Harry Heltzer was born in Cincinnati on August 22, 1911. He graduated from the University of Minnesota with a degree in metallurgical engineering. He began as a laborer for 3M, receiving $12 a week wages. In 1937, Mr. Heltzer was assigned to a project to make the center line of highways more reflective than regular paint. Mr. Heltzer eventually developed a double coated tape with glass beads on one side, but it did not adhere to the road during the winter. Instead, his discovery was used to make road signs more reflective. Later, he invented a compound that did stick to the roads, and was awarded six patents for reflective highway products.

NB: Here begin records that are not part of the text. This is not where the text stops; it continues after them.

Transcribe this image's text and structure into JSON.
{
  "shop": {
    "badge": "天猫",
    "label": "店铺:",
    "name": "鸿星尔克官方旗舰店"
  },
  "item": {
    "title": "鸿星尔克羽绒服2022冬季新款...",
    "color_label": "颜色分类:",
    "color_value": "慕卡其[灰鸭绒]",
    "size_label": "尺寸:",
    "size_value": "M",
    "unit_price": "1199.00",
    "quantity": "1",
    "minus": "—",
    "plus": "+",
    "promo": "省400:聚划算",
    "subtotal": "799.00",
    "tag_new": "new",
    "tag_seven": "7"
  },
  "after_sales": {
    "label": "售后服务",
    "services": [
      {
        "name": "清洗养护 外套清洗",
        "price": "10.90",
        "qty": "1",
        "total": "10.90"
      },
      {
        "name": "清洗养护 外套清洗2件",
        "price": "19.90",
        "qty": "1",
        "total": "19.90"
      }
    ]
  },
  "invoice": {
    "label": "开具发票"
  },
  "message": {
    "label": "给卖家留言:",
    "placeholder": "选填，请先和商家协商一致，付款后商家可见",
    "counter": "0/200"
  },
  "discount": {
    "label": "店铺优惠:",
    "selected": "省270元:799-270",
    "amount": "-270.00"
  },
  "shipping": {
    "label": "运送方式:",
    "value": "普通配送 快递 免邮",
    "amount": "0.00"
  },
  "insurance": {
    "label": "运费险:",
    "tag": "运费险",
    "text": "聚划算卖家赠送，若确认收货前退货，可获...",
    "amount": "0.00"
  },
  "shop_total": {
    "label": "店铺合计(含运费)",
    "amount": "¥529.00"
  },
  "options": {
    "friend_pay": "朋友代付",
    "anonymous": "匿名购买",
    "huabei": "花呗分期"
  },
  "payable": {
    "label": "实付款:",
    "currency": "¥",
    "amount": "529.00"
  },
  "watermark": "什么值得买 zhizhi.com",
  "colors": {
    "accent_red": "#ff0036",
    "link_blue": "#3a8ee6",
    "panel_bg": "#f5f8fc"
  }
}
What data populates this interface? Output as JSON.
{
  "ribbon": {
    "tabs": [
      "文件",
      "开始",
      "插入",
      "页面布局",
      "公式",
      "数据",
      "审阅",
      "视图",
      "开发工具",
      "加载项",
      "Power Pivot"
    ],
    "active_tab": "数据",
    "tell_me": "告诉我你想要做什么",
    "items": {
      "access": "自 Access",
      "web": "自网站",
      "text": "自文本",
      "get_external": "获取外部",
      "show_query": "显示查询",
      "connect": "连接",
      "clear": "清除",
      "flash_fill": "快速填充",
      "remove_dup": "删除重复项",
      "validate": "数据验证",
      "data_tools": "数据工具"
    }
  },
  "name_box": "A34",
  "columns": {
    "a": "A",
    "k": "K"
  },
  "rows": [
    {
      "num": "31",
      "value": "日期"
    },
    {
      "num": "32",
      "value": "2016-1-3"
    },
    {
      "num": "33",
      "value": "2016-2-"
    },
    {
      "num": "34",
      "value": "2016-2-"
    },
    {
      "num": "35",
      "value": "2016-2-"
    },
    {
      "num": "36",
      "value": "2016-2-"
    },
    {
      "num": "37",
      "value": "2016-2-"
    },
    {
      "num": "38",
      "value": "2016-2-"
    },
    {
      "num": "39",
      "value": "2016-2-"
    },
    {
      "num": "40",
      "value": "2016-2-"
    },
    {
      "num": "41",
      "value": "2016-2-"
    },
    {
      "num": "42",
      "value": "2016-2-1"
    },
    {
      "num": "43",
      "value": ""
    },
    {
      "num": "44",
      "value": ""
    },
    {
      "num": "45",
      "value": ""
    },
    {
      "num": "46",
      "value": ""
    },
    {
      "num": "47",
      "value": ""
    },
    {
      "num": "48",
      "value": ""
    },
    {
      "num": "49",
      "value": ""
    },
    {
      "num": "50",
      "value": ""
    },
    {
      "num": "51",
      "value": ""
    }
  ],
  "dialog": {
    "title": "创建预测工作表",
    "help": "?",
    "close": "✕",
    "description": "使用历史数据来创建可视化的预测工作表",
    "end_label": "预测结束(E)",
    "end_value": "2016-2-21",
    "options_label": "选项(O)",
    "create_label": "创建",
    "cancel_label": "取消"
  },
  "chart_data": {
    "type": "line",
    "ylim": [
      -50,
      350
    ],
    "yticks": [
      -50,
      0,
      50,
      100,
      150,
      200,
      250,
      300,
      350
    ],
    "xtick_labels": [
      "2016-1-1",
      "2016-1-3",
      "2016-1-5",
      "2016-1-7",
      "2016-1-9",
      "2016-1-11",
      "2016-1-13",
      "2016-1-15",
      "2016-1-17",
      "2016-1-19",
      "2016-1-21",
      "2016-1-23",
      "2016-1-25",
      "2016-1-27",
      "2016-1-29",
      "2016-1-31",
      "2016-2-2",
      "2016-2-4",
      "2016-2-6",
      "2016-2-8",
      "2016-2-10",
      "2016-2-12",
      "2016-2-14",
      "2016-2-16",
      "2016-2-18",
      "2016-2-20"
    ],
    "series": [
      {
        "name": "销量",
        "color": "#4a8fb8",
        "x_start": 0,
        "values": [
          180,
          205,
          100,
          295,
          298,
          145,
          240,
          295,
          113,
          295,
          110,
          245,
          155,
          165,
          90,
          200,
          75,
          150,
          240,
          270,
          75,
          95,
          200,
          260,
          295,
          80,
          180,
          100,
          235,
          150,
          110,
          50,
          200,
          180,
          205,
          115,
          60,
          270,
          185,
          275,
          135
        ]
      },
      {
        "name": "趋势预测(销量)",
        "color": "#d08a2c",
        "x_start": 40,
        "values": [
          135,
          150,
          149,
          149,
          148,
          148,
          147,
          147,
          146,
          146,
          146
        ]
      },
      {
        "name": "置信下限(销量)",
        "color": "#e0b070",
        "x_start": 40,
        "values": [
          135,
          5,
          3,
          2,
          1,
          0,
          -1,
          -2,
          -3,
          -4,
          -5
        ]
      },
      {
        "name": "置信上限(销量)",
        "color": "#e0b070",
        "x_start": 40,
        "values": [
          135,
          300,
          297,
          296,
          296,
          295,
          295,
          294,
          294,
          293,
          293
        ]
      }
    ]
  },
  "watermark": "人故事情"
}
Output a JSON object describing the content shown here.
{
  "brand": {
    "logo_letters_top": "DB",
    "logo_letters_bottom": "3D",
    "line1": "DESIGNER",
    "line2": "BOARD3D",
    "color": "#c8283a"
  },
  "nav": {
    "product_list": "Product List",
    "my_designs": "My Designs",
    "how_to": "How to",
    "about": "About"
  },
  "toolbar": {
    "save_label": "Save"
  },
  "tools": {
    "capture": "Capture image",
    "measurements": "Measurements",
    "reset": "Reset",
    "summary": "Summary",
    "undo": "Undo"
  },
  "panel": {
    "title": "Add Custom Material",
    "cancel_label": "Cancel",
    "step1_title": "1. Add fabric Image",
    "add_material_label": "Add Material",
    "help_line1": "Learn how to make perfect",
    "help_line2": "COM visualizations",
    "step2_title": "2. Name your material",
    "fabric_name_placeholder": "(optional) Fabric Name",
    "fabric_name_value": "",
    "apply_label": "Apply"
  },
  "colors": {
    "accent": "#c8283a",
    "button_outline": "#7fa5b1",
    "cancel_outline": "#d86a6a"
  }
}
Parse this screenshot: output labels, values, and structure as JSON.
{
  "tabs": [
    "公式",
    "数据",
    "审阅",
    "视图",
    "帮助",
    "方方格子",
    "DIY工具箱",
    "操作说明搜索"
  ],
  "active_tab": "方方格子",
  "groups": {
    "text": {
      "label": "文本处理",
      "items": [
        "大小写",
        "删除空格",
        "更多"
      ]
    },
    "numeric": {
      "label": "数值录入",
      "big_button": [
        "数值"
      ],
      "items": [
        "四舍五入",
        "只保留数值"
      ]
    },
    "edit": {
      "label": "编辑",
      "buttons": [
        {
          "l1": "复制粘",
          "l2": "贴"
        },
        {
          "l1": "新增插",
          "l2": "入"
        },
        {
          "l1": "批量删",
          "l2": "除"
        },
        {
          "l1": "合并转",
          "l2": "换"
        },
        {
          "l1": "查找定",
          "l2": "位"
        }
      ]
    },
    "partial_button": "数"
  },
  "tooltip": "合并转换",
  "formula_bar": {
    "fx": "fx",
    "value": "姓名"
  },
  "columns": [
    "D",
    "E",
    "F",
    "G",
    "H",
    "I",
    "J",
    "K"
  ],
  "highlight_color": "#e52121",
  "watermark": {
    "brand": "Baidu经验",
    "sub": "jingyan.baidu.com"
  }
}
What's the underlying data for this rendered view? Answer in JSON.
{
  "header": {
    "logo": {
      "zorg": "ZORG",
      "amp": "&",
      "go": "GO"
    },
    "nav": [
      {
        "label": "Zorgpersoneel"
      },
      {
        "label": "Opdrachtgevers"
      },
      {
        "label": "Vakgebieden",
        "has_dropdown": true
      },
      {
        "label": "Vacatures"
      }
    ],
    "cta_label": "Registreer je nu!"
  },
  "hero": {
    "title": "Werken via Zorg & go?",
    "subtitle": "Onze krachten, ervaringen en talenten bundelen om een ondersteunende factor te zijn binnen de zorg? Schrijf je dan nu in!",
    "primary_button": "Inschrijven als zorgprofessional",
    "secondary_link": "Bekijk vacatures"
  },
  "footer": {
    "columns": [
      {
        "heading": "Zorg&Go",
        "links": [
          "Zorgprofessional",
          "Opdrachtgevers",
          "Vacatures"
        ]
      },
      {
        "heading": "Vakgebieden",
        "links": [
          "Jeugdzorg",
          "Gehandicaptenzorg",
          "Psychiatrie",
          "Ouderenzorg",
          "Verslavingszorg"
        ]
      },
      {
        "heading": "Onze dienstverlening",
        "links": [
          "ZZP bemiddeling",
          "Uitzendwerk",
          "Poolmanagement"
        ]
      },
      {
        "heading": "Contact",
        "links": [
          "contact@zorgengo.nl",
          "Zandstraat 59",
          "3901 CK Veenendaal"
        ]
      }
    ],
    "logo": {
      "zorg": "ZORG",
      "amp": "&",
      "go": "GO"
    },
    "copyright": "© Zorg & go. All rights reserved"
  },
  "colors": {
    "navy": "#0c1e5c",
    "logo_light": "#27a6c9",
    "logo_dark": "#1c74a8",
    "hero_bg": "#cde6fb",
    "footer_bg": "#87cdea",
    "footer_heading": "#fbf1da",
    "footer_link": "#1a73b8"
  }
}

In 1961, Mr. Heltzer was named vice president of 3M, and became president in 1966. In 1970, he was elected to serve as the chairman and chief executive officer of 3M. Mr. Heltzer expanded 3M into 150 countries and was head of the company from 1966 to 1972 when profits increased sharply. He retired from 3M in 1975 at age 64, and moved to North Carolina with his wife Jerri in 1976.
He served as the chairman of the International Road Federation, chairman of the Highway Users Federation for Safety and Mobility, chairman of the Automotive Safety Foundation and director of the National Safety Council. He was also appointed by President Lyndon B. Johnson as a member of the National Highway Safety Advisory Committee.
Elizabeth "Jerri" Kent was born in Lenoir, North Carolina, the seventh of eleven children. She graduated from The Women's College (now the University of North Carolina at Greensboro) with a degree in Business Administration in 1952, and taught school for one year following graduation. After teaching, she worked for political agencies in Washington, D.C. for 23 years. She met and subsequently married Harry Heltzer in the 1970s.
The Heltzers became interested in working with Appalachian State University after moving from Minnesota to be near Mrs. Heltzer's family in Lenoir, North Carolina, following Mr. Heltzer's retirement as CEO and chairman of 3M in 1976. Paul Broyhill, an ASU trustee, piqued their interest in helping students who lacked the resources to attend college, and Mrs. Heltzer estimates that they have individually helped 40-50 students to attend ASU since they moved to North Carolina. The Heltzers never paid for tuition, but they helped students with student fees, clothing, school supplies and other costs associated with attending college. They want students to learn that they are self-sufficient and that they can find a way to further their education even with limited finances.